Such workshops are an exciting way for organizations to put their mission language about equity and community into practice. Like the other two methods, these workshops are part of what is often called “design thinking” or human-centered design. But they’re also part of the increasing acknowledgment in our field of the critical question of equity. Last year, Natasha Iskander, a professor of urban planning and public service at New York University, wrote about a fundamental change needed in the design field, noting that “design thinking privileges the designer above the people she serves, and in doing so limits participation in the design process” and thereby “the scope for truly innovative ideas.” There is growing consensus that unless designers of all kinds explicitly prioritize inclusion and equity, they will only reinforce systemic and implicit biases.

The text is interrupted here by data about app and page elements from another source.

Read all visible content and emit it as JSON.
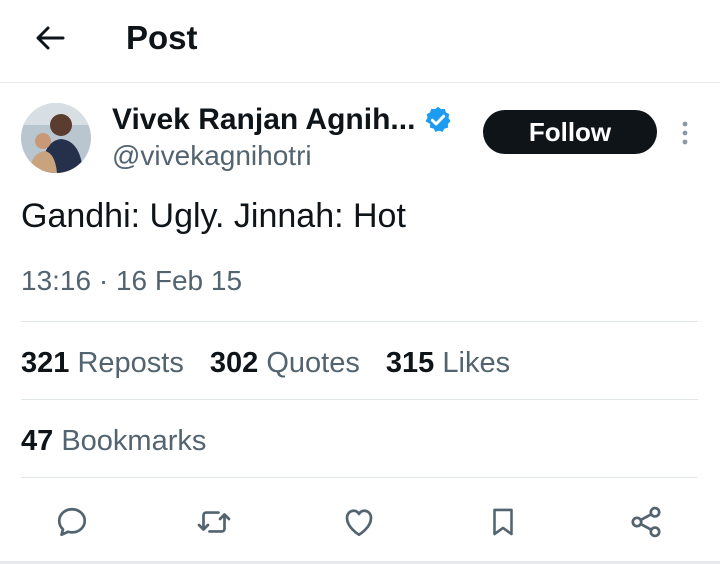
{
  "header": {
    "title": "Post"
  },
  "author": {
    "name": "Vivek Ranjan Agnih...",
    "handle": "@vivekagnihotri",
    "follow_label": "Follow",
    "verified_color": "#1d9bf0"
  },
  "post": {
    "text": "Gandhi: Ugly. Jinnah: Hot",
    "timestamp": "13:16 · 16 Feb 15"
  },
  "stats": {
    "reposts": {
      "count": "321",
      "label": "Reposts"
    },
    "quotes": {
      "count": "302",
      "label": "Quotes"
    },
    "likes": {
      "count": "315",
      "label": "Likes"
    },
    "bookmarks": {
      "count": "47",
      "label": "Bookmarks"
    }
  },
  "actions": [
    "reply-icon",
    "repost-icon",
    "like-icon",
    "bookmark-icon",
    "share-icon"
  ],
  "colors": {
    "text": "#0f1419",
    "secondary": "#536471",
    "button": "#0f1419"
  }
}
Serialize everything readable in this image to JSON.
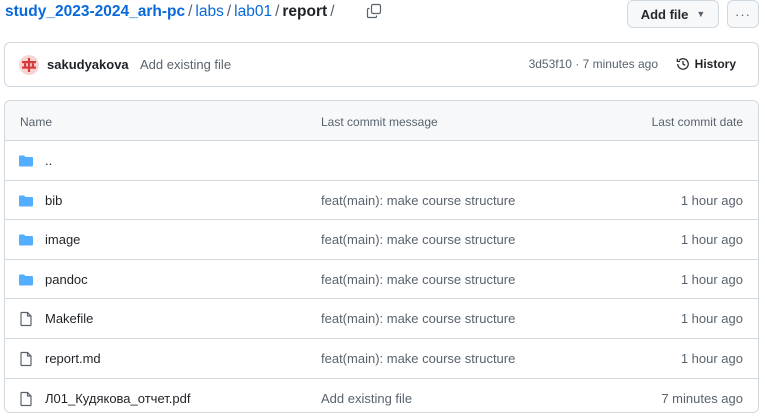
{
  "breadcrumb": {
    "repo": "study_2023-2024_arh-pc",
    "sep": "/",
    "parts": [
      "labs",
      "lab01"
    ],
    "current": "report"
  },
  "toolbar": {
    "add_file_label": "Add file",
    "more_label": "···"
  },
  "latest_commit": {
    "author": "sakudyakova",
    "message": "Add existing file",
    "meta": "3d53f10 · 7 minutes ago",
    "history_label": "History"
  },
  "table": {
    "columns": [
      "Name",
      "Last commit message",
      "Last commit date"
    ],
    "rows": [
      {
        "type": "folder",
        "name": "..",
        "message": "",
        "date": ""
      },
      {
        "type": "folder",
        "name": "bib",
        "message": "feat(main): make course structure",
        "date": "1 hour ago"
      },
      {
        "type": "folder",
        "name": "image",
        "message": "feat(main): make course structure",
        "date": "1 hour ago"
      },
      {
        "type": "folder",
        "name": "pandoc",
        "message": "feat(main): make course structure",
        "date": "1 hour ago"
      },
      {
        "type": "file",
        "name": "Makefile",
        "message": "feat(main): make course structure",
        "date": "1 hour ago"
      },
      {
        "type": "file",
        "name": "report.md",
        "message": "feat(main): make course structure",
        "date": "1 hour ago"
      },
      {
        "type": "file",
        "name": "Л01_Кудякова_отчет.pdf",
        "message": "Add existing file",
        "date": "7 minutes ago"
      }
    ]
  },
  "colors": {
    "link": "#0969da",
    "folder": "#54aeff",
    "muted": "#59636e",
    "border": "#d1d9e0"
  }
}
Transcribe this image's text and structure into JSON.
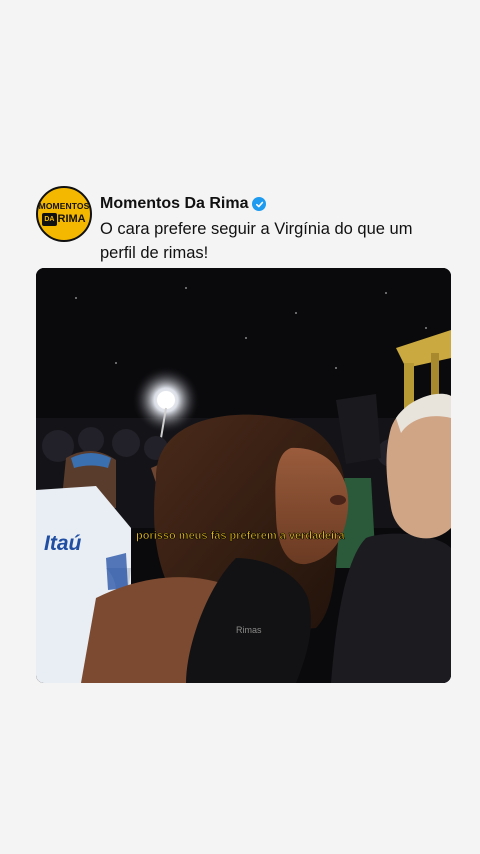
{
  "post": {
    "avatar": {
      "line1": "MOMENTOS",
      "line2a": "DA",
      "line2b": "RIMA"
    },
    "author": "Momentos Da Rima",
    "verified": true,
    "caption": "O cara prefere seguir a Virgínia do que um perfil de rimas!",
    "media": {
      "jersey_text": "Itaú",
      "subtitle_text": "porisso meus fãs preferem a verdadeira",
      "shirt_watermark": "Rimas"
    }
  },
  "colors": {
    "brand_yellow": "#f5b800",
    "verified_blue": "#1d9bf0",
    "background": "#f4f4f4"
  }
}
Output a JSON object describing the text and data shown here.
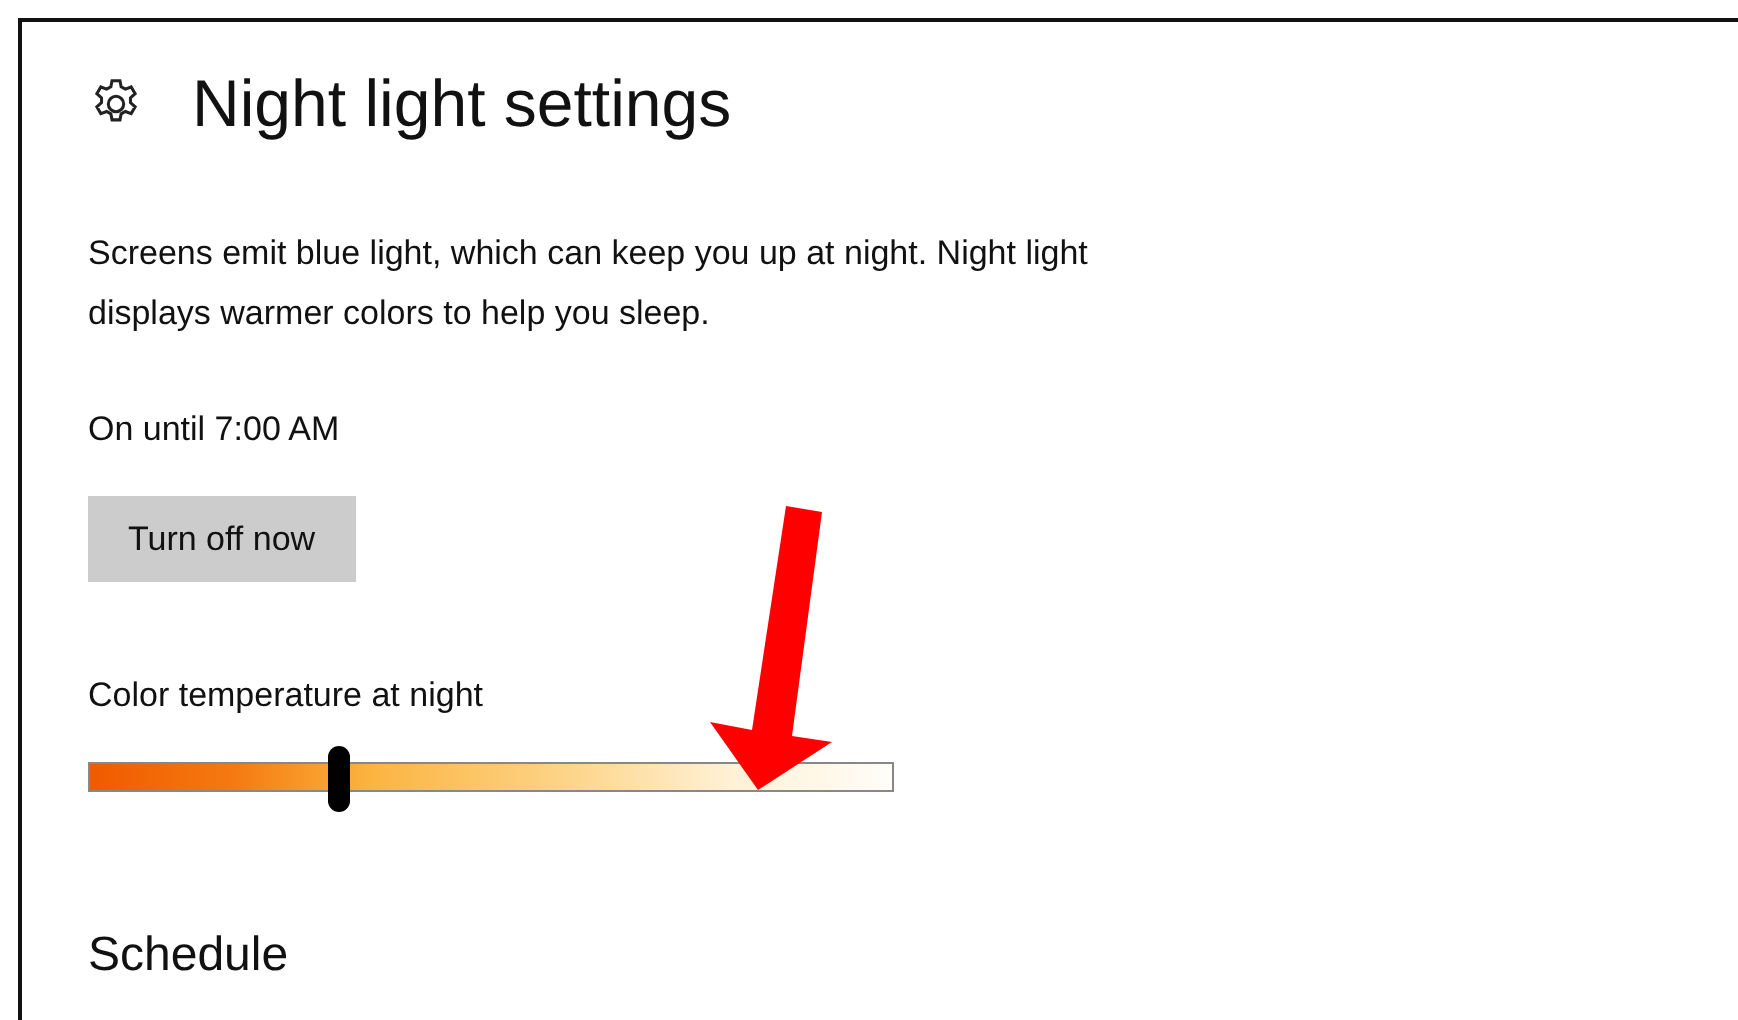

At Slover Linett, we practice equity in our generative workshops in part through transparency, facilitating moments where both institutional staff and community participants can share their hopes, fears, and aspirations, creating space for more active, equal collaboration in dreaming up new ideas.
As you may be able to tell, I love these kinds of qualitative experiments; I get to stretch my own mind, listening to others as the experts on their own lives. Some aspects of the nonprofit cultural sector make these methods challenging, but they’re also potentially more rewarding than in consumer contexts. While these three methods have already helped transform our work at Slover Linett, we’re always trying to think of new ways to learn, empathize, and reflect in our research practices. If you’re also pushing the boundaries of qualitative research, we hope you’ll reach out!